### EXERCISE BRIEF
Look through the listing below and report the lines that have the word "data" in them.

□ □ □ □ □

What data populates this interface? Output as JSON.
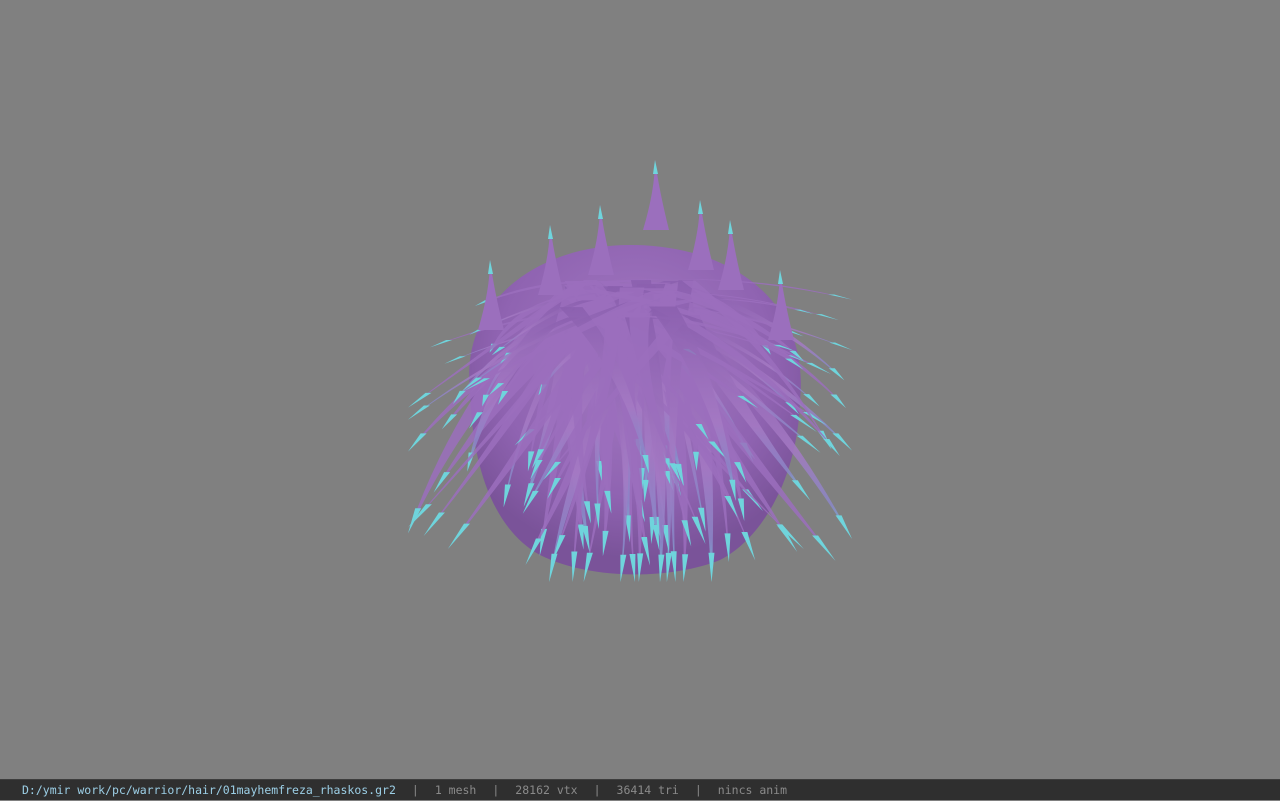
{
  "viewport": {
    "background": "#808080",
    "model": {
      "icon": "hair-mesh-icon",
      "hair_color": "#9b6fbd",
      "tip_color": "#6fd4dc"
    }
  },
  "status": {
    "file_path": "D:/ymir work/pc/warrior/hair/01mayhemfreza_rhaskos.gr2",
    "separator": "|",
    "mesh_count": "1 mesh",
    "vertex_count": "28162 vtx",
    "triangle_count": "36414 tri",
    "animation": "nincs anim"
  }
}
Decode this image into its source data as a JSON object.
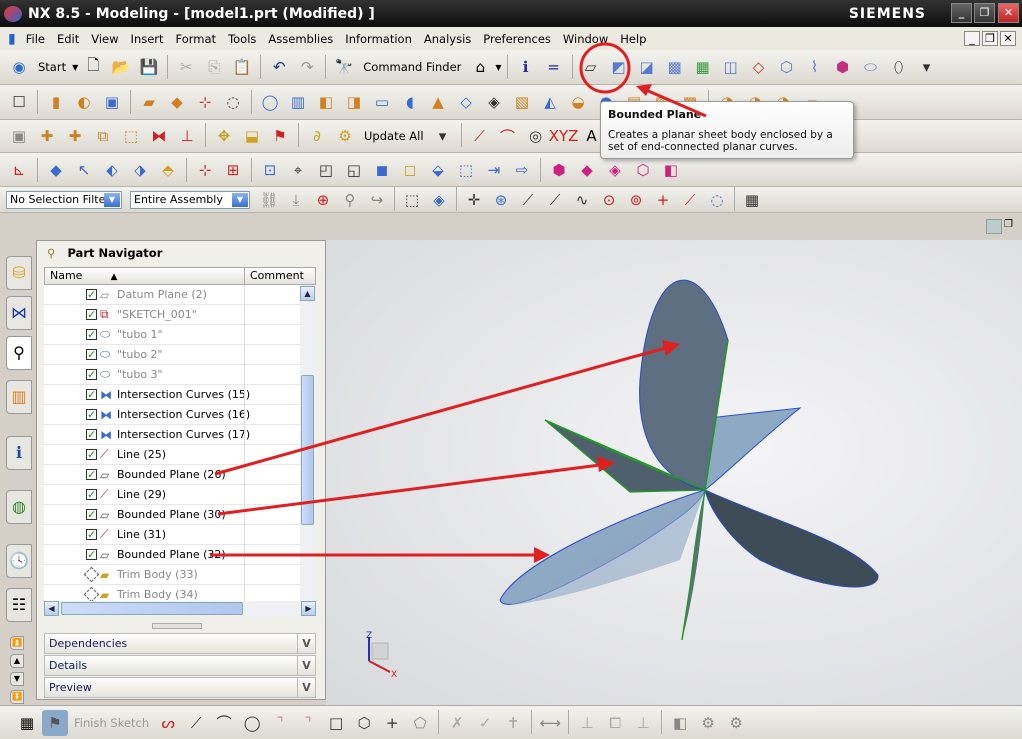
{
  "window": {
    "title": "NX 8.5 - Modeling - [model1.prt (Modified) ]",
    "brand": "SIEMENS"
  },
  "menu": [
    "File",
    "Edit",
    "View",
    "Insert",
    "Format",
    "Tools",
    "Assemblies",
    "Information",
    "Analysis",
    "Preferences",
    "Window",
    "Help"
  ],
  "toolbar": {
    "start_label": "Start",
    "command_finder_label": "Command Finder",
    "update_all_label": "Update All",
    "text_icon": "A",
    "xyz_icon": "XYZ="
  },
  "selection_bar": {
    "filter": "No Selection Filter",
    "scope": "Entire Assembly"
  },
  "tooltip": {
    "title": "Bounded Plane",
    "text": "Creates a planar sheet body enclosed by a set of end-connected planar curves."
  },
  "navigator": {
    "title": "Part Navigator",
    "columns": [
      "Name",
      "Comment"
    ],
    "items": [
      {
        "label": "Datum Plane (2)",
        "icon": "datum-plane-icon",
        "checked": true,
        "dim": true
      },
      {
        "label": "\"SKETCH_001\"",
        "icon": "sketch-icon",
        "checked": true,
        "dim": true
      },
      {
        "label": "\"tubo 1\"",
        "icon": "tube-icon",
        "checked": true,
        "dim": true
      },
      {
        "label": "\"tubo 2\"",
        "icon": "tube-icon",
        "checked": true,
        "dim": true
      },
      {
        "label": "\"tubo 3\"",
        "icon": "tube-icon",
        "checked": true,
        "dim": true
      },
      {
        "label": "Intersection Curves (15)",
        "icon": "intersection-curve-icon",
        "checked": true,
        "dim": false
      },
      {
        "label": "Intersection Curves (16)",
        "icon": "intersection-curve-icon",
        "checked": true,
        "dim": false
      },
      {
        "label": "Intersection Curves (17)",
        "icon": "intersection-curve-icon",
        "checked": true,
        "dim": false
      },
      {
        "label": "Line (25)",
        "icon": "line-icon",
        "checked": true,
        "dim": false
      },
      {
        "label": "Bounded Plane (26)",
        "icon": "bounded-plane-icon",
        "checked": true,
        "dim": false
      },
      {
        "label": "Line (29)",
        "icon": "line-icon",
        "checked": true,
        "dim": false
      },
      {
        "label": "Bounded Plane (30)",
        "icon": "bounded-plane-icon",
        "checked": true,
        "dim": false
      },
      {
        "label": "Line (31)",
        "icon": "line-icon",
        "checked": true,
        "dim": false
      },
      {
        "label": "Bounded Plane (32)",
        "icon": "bounded-plane-icon",
        "checked": true,
        "dim": false
      },
      {
        "label": "Trim Body (33)",
        "icon": "trim-body-icon",
        "checked": false,
        "dim": true
      },
      {
        "label": "Trim Body (34)",
        "icon": "trim-body-icon",
        "checked": false,
        "dim": true
      }
    ],
    "panels": [
      "Dependencies",
      "Details",
      "Preview"
    ]
  },
  "triad": {
    "z": "Z",
    "x": "X"
  },
  "sketch_bar": {
    "finish_label": "Finish Sketch"
  },
  "colors": {
    "highlight": "#e02020",
    "plane_dark": "#4f5f6e",
    "plane_light": "#8ea9c4",
    "edge": "#1f9a1f"
  }
}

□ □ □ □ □

### OUTPUT OF THE TASK
What data populates this interface? Output as JSON.
Decode this image into its source data as a JSON object.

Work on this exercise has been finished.